How to Create a WordPress Site With Docker for CHD

Whale breeching.

This tutorial will walk you through setting up a WordPress server/site on your local machine using Docker and Docker Compose. This can be done extremely quickly if you know the right steps.

Quick Guide

Create a folder for the project – we’ll call it “chd-docker-compose”. Then, create a .yml file inside the folder (we’ll call it “docker-compose.yml”), and add the code below:

version: '3.3'

   image: mysql
     - dbdata:/var/lib/mysql
   restart: always
     MYSQL_ROOT_PASSWORD: somewordpress
     MYSQL_DATABASE: wordpress
     MYSQL_USER: wordpress
     MYSQL_PASSWORD: wordpress

     - db
   image: wordpress:latest
     - wp-content:/var/www/html/wp-content
     - ./wp-content/plugins/:/var/www/html/wp-content/plugins
     - ./wp-content/themes/:/var/www/html/wp-content/themes
     - "8000:80"
   restart: always
     WORDPRESS_DB_HOST: db:3306
     WORDPRESS_DB_USER: wordpress
     WORDPRESS_DB_NAME: wordpress


Create a folder called “wp-content” inside of “chd-docker-compose”, and inside of that, two folders called “plugins” and “themes”. We then want to copy the site’s plugins to “plugins” and clone the “chd-theme” to “themes”. See screenshots below:

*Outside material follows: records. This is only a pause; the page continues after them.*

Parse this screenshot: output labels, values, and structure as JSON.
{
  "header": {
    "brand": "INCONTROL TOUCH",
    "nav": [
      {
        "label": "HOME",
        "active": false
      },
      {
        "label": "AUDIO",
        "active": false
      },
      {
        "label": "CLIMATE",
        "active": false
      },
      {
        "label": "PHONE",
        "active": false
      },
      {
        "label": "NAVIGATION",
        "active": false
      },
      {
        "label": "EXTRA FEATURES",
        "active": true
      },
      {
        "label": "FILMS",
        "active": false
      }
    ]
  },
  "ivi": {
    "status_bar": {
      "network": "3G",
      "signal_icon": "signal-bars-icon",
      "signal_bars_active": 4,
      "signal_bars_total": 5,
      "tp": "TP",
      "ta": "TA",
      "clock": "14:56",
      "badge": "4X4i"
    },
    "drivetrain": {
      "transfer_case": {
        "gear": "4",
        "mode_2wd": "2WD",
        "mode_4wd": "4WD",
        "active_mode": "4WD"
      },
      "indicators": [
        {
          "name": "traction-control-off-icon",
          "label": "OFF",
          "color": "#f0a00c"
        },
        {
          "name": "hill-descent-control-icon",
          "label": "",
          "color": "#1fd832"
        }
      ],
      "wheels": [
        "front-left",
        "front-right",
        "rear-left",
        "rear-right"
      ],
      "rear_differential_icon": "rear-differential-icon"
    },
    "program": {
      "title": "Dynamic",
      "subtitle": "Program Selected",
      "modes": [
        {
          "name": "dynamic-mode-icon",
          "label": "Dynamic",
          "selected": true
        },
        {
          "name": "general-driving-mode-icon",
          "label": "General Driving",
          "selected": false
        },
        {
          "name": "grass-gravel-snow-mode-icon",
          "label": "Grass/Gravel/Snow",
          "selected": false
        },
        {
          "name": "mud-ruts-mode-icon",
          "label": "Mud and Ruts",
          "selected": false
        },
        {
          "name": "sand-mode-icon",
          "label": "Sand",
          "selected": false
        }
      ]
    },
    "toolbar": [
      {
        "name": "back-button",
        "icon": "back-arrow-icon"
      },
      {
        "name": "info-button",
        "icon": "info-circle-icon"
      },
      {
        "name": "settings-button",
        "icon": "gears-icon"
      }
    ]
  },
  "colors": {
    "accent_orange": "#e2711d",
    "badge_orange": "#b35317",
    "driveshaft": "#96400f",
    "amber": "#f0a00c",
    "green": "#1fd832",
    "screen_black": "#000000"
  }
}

File structure wp-content.

Our .yml file will create Docker volumes with the data in these these folders for use in our containers.

Now we can run the containers by navigating to the directory of our parent folder, “chd-docker-compose” (the one that contains the .yml file and “wp-content”. We run the command docker-compose up -d in the command line, and the containers should start. We should then open “localhost:8000” in the browser, to find the WordPress setup page:

WordPress setup page.

We choose our language, and then input our site information. (I don’t think we need to use any login info that we specified in the .yml file, but it case we do, everything is “wordpress”):

This should bring us to the dashboard, where we can proceed to activate all plugins, and migrate the database!

Detailed Guide

Create the .yml File

The first step is to use the .yml/.yaml file template for setting up WordPress from the Docker official docs for setting up WordPress with Compose.

I made some modifications to the provided template

The MySQL version number can be specified. If it is not specified, Docker will use the latest version.

Docker .yml file MySQL without version number
Docker .yml file MySQL with version number

Using this .yml file will create two containers: A container for the MySQL database, and a container for the WordPress server.

How to Run the .yml File to Start the Containers

You can run the .yml file and build both containers with a single command: Either the command docker-compose up or docker-compose up -d. Using the former will allow Using the latter will run the containers in detached mode (which means they will run in the background, and you won’t see the process in the command line). The -d flag is identical to the --detach flag.

Below is a screenshot of part of the terminal log after using docker-compose up:

Docker WordPress and MySQL terminal in VSCode.

And here is a screenshot of the terminal log when using docker-compose up -d:

WordPress docker-compose up terminal vscode.

As you can see from the last screenshot, using docker-compose up -d allows you to continue using the same terminal window. In this case, you can view the log of the containers’ processes in the docker desktop app, which I prefer. This can be done by double-clicking the relevant container stack in the desktop app:

Then you should be brought to a detail window showing you all of the relevant logs:

After Starting the Containers

After runnning docker-compose up -d, you should be able to navigate to localhost:8000, and follow the instructions to set up your site! And that’s it! Once you finish inputting information, you should be taken to the dashboard. I don’t believe you need to use any of the login details specified in the .yml file, but in case you do, all of the usernames and passwords for the DBs and the server are “wordpress”.

WordPress setup page.

Breeching whale by Todd Cravens on Unsplash

Whale tail by by Thomas Lipke on Unsplash

Subscribe to new blog posts